By far the largest and most productive of the deposits was at Tweedie Gully, which produced a total of 15 400 t. The last production was 464 t by Commercial Minerals Ltd in 1992. The leases have subsequently been relinquished and the workings rehabilitated.
The Tumby Bay talc deposits lie within two parallel northeasterly trending lines of lode over an area of 5 km2, 14 km northwest of Tumby Bay. The talc formed in alteration zones within isoclinally folded Katunga Dolomite of the Palaeoproterozoic Hutchison Group. Eight individual lodes have been defined within the eastern line of workings and four in the western. Principal contaminants are quartz, jasper, dolomite, graphite and kaolin.
Mining was almost continuous from 1910 to 1956, then intermittently until 1980. The total recorded production is 12 000 t, of which >10 000 t came from the eastern lodes. There are no current leases. A difficulty for future development may be the large number of collapsing underground workings.
Small quantities of grey and green talc are mined for carving and ornamental purposes by Gemstone Corporation of Australia from a deposit hosted by Hutchison Group dolomite near Cowell.
Conor, C.H.H. and Olliver, J.G., 1983. A review of the Gumeracha talc deposits, Mount Lofty Ranges.
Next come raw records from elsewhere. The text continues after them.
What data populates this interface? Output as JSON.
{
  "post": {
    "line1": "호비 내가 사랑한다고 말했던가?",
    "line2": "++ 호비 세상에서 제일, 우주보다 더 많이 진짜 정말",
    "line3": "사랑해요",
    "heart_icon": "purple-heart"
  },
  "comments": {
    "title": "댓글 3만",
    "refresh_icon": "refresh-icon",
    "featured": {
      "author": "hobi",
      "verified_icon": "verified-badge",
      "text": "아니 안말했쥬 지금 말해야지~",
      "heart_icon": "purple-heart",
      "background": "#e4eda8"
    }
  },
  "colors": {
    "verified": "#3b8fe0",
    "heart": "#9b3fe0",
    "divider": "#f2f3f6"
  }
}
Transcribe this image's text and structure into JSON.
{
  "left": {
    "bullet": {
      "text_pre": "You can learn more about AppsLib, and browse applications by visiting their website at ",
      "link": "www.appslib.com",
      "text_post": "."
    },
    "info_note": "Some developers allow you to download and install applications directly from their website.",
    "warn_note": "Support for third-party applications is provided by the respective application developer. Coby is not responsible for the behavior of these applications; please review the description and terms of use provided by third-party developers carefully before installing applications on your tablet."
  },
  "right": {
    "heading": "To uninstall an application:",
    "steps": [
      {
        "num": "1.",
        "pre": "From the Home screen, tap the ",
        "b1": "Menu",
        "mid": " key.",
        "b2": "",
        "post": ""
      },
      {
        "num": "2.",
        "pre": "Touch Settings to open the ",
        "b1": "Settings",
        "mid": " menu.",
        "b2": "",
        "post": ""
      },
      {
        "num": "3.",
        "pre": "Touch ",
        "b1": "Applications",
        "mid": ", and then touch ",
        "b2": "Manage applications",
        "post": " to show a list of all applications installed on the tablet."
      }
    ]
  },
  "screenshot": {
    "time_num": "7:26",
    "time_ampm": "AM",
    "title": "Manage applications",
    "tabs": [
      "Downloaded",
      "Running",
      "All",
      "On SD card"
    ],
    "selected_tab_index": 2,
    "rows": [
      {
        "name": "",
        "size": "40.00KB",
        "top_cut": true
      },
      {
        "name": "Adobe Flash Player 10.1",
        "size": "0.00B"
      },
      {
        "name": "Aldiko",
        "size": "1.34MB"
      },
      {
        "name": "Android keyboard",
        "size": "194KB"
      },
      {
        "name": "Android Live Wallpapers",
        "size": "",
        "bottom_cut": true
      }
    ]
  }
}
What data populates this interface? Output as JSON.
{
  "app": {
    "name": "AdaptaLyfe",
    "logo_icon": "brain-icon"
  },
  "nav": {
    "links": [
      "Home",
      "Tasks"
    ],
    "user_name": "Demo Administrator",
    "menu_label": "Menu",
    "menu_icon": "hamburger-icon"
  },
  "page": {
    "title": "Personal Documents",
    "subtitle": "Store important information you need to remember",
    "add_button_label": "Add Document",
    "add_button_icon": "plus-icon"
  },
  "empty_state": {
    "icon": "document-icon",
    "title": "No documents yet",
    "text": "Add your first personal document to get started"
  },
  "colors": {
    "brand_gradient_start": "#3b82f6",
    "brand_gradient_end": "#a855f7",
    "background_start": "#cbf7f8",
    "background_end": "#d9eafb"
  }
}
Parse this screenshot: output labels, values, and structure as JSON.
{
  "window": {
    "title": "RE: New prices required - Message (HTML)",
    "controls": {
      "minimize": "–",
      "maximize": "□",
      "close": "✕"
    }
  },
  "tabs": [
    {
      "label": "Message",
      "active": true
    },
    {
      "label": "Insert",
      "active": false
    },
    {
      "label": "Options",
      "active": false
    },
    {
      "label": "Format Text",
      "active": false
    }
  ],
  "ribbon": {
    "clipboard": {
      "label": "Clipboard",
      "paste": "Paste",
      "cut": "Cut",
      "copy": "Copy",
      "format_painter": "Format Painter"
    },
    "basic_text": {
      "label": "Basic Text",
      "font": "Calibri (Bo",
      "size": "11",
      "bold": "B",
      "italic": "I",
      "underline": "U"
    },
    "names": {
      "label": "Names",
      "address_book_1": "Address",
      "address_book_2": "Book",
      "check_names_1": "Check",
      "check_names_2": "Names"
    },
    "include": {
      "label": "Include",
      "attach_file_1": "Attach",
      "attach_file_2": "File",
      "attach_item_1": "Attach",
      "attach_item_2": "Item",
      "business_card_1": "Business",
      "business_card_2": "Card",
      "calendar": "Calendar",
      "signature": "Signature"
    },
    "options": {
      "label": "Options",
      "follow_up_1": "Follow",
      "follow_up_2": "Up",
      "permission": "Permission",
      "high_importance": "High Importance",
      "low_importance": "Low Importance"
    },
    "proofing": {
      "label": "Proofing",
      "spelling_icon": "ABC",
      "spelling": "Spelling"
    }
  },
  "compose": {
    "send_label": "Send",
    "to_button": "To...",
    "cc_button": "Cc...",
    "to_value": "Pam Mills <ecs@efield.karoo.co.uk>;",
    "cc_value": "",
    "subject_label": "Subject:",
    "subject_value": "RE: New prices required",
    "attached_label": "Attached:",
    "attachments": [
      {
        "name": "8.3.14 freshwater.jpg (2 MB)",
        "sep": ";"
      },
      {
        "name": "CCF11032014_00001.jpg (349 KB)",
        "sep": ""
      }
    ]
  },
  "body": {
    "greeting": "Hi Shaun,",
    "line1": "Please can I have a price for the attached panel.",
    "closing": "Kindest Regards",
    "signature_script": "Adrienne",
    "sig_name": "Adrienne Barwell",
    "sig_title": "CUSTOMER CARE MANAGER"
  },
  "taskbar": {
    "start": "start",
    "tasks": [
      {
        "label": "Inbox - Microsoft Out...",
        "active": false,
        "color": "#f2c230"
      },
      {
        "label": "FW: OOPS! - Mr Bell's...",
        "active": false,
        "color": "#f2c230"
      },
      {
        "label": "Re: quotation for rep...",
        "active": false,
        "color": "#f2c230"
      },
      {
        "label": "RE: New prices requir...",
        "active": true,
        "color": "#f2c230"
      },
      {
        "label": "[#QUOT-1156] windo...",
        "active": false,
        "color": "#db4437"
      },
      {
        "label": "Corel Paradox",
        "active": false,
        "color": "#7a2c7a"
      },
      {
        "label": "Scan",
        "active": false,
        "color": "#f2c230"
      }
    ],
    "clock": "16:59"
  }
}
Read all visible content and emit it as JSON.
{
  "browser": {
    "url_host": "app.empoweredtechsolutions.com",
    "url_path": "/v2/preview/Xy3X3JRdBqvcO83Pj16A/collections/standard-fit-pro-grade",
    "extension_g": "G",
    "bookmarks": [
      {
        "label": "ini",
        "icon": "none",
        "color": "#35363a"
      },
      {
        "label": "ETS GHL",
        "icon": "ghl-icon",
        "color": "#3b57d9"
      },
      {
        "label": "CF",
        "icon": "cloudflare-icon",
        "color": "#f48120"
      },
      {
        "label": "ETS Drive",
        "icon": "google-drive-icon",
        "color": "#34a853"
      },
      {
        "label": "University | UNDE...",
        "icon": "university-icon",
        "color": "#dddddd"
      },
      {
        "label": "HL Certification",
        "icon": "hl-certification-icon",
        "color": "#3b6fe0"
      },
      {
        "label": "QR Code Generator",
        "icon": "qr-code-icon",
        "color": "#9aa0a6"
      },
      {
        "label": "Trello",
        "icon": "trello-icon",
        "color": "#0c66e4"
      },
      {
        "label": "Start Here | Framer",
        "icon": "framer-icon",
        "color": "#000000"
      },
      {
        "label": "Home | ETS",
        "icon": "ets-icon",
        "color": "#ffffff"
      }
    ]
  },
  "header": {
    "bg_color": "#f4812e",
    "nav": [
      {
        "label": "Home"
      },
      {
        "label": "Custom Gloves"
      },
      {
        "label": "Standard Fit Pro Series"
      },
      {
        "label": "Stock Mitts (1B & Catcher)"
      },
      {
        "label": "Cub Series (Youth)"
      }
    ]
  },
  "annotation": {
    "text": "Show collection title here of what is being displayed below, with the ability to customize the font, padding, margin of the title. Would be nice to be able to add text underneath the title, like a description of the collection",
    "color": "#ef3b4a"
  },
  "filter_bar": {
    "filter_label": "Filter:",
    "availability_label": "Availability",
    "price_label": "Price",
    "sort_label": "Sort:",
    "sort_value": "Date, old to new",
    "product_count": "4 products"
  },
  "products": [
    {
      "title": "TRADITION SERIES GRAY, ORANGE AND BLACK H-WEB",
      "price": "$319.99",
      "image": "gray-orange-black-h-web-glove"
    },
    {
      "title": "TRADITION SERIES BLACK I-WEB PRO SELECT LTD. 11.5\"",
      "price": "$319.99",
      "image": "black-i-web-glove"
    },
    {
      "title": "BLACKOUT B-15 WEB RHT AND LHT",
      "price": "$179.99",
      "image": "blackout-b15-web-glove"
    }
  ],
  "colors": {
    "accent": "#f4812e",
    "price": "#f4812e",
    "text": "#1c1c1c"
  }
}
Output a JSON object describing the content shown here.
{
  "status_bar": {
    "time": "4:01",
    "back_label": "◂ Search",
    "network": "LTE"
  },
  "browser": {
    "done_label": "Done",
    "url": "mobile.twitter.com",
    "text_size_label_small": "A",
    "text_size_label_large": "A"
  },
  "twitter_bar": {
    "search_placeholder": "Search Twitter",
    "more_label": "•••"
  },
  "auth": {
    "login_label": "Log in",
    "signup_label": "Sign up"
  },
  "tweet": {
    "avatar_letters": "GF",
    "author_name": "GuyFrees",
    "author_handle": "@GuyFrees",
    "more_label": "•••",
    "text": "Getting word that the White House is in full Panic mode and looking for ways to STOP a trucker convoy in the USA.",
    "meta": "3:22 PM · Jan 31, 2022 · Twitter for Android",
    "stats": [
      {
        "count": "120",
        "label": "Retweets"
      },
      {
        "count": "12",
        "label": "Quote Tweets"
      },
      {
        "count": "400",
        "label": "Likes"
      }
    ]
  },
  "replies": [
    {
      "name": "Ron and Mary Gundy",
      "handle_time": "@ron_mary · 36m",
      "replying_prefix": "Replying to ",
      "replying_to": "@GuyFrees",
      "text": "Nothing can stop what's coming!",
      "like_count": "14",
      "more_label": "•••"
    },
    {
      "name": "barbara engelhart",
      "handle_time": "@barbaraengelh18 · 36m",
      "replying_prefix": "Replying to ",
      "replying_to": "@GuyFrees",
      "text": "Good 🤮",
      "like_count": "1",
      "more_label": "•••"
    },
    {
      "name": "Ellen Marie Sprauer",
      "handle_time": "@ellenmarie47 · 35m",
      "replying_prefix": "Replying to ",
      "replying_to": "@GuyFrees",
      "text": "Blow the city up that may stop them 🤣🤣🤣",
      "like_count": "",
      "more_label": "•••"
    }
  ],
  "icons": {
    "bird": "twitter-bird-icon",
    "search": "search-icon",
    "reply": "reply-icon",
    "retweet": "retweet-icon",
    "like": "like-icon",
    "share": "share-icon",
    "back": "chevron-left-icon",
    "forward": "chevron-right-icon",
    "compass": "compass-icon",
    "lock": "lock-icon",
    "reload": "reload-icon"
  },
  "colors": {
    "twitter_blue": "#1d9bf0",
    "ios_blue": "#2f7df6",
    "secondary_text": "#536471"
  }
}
Mineral Resources Review, South Australia, 152:61-78.
Johnson, P.D., 1984. Talc deposits near Tumby Bay. Mineral Resources Review, South Australia, 154:60-68.
McCallum, W.S., 1990. Mount Fitton talc deposits. In: Hughes, F.E. (Ed.), Geology of the mineral deposits of Australia and Papua New Guinea. Australasian Institute of Mining and Metallurgy. Monograph Series, 14:1155-1157.
Scott, D.C., 1979. Tweedie Gully lodes; Lyndoch talc deposits. Mineral Resources Review, South Australia, 146:20-28.
Valentine, J.T., 1989. Industrial and non-metallic minerals — operations in South Australia. South Australia. Department of Mines and Energy. Report Book, 89/74:138-144.